This playfully shoots what a machine can do when forgetting about the human inputs or the non-numerical reality. In fact, metaphorically, this is also happening in many practical uses of algorithms. For instance, collaborative based filtering recommender systems use new data that come from humans interacting with the algorithm. We no longer assess the choices human would have done without ever been influenced by algorithms. We have lost this initial input!

[R] and [G] studied instabilities of style transfer method in the case of real-time style transfer for videos. The style transfer output may differ significantly from one frame to another while the initial consecutive frames are perceptibly the same. This results in unpleasing flickering effect in style transferred videos. Similarly to the adversarial examples literature, the main focus is to study the instabilities to detect, correct and remove them. Here we outlined instabilities stemming from another type of inconsistency and took advantage of them.

Also, note that MST and WCT are feed-forward approaches to style transfer, i.e. the function $f$ is a neural network [JA,GL,LW]. In reality, the first approach to neural style transfer was optimization-based [G]. In particular, when considering the same image as style and content, the image is the global optimum of the loss. Hence the method satisfies $f(x,x)=x$ if properly initialized. Actually, even when choosing a random initial image, we observed that the image iterate converges to the initial image, i.e. the global minimum of a non-convex loss. Note although that some optimization-based methods like STROTSS may still not satisfy this stability property because of some randomization and re-parametrization of the image with its Laplacian pyramid.

Finally, if you are interested in making your psychedelic videos, the take-home message is that most certainly any feed-forward neural style-transfer approach will give a different psychedelic regime. Below we show one using the WCT method and the first iteration when using STROTSS optimization-based style method (our code).

STROTSS first iteration STROTSS several iteration later… STROTSS several iteration later…


[CKT] Cabannes, V., Kerdreux, T., Thiry, L., Campana, T., & Ferrandes, C. (2019). Dialog on a Canvas with a Machine. Third Workshop of Creativity and Design at NeurIPS 2019. pdf

[JA] Johnson, J.; Alahi, A.; and Fei-Fei, L. 2016. Perceptual losses for real-time style transfer and super-resolution. In European conference on computer vision, 694–711. Springer. pdf

[G] Gatys, L. A., Ecker, Alexander S., et Bethge, M.. A neural algorithm of artistic style. (2015). pdf

[GL] Ghiasi, G.; Lee, H.; Kudlur, M.; Dumoulin, V.; and Shlens, J. (2017). Exploring the structure of a real-time, arbitrary neural artistic stylization network. pdf

[G] Gupta, A.; Johnson, J.; Alahi, A.; and Fei-Fei, L. 2017. Characterizing and improving stability in neural style transfer. In Proceedings of the IEEE International Conference on Computer Vision, 4067–4076. pdf

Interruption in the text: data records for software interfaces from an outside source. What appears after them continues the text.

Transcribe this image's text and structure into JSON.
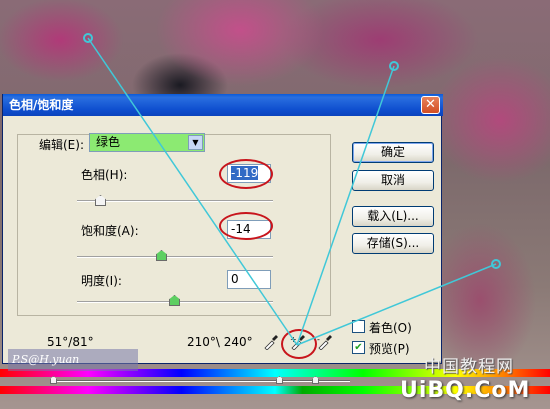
{
  "window": {
    "title": "色相/饱和度"
  },
  "edit": {
    "label": "编辑(E):",
    "value": "绿色"
  },
  "hue": {
    "label": "色相(H):",
    "value": "-119"
  },
  "saturation": {
    "label": "饱和度(A):",
    "value": "-14"
  },
  "lightness": {
    "label": "明度(I):",
    "value": "0"
  },
  "buttons": {
    "ok": "确定",
    "cancel": "取消",
    "load": "载入(L)...",
    "save": "存储(S)..."
  },
  "range": {
    "left": "51°/81°",
    "right": "210°\\ 240°"
  },
  "options": {
    "colorize": {
      "label": "着色(O)",
      "checked": false
    },
    "preview": {
      "label": "预览(P)",
      "checked": true
    }
  },
  "watermark": {
    "author": "P.S@H.yuan",
    "site_cn": "中国教程网",
    "site_en": "UiBQ.CoM"
  },
  "colors": {
    "highlight_ring": "#c8151c",
    "pointer_line": "#40c8d8",
    "dropdown_bg": "#8cea72"
  }
}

[KT] Kerdreux, T., Thiry, L., Kerdreux, E. (2020). Interactive Neural Style Transfer with Artists. pdf

[KS] Kolkin, N., Salavon, J., Shakhnarovich G. (2019). Style Transfer by Relaxed Optimal Transport and Self-Similarity. pdf

[LW] Li, C., and Wand, M. (2016). Precomputed real-time texture synthesis with markovian generative adversarial networks. In European conference on computer vision, 702–716 Springer. pdf

[MST] Zhang, Y., Fang, C., Wang, Y., Wang, Z., Lin, Z., Fu, Y., Yang, J. (2017). Multimodal Style Transfer via Graph Cuts. In Proceedings of the IEEE International Conference on Computer Vision. 2019. p. 5943–5951. pdf

[WCT] Li, Y., Fang, C., Yang, J., Wang, Z., Lu, X., & Yang, M. H. (2017). Universal style transfer via feature transforms. In Advances in neural information processing systems (pp. 386–396). pdf

[R] Risser, E.; Wilmot, P.; and Barnes, C. 2017. Stable and controllable neural texture synthesis and style transfer using histogram losses. pdf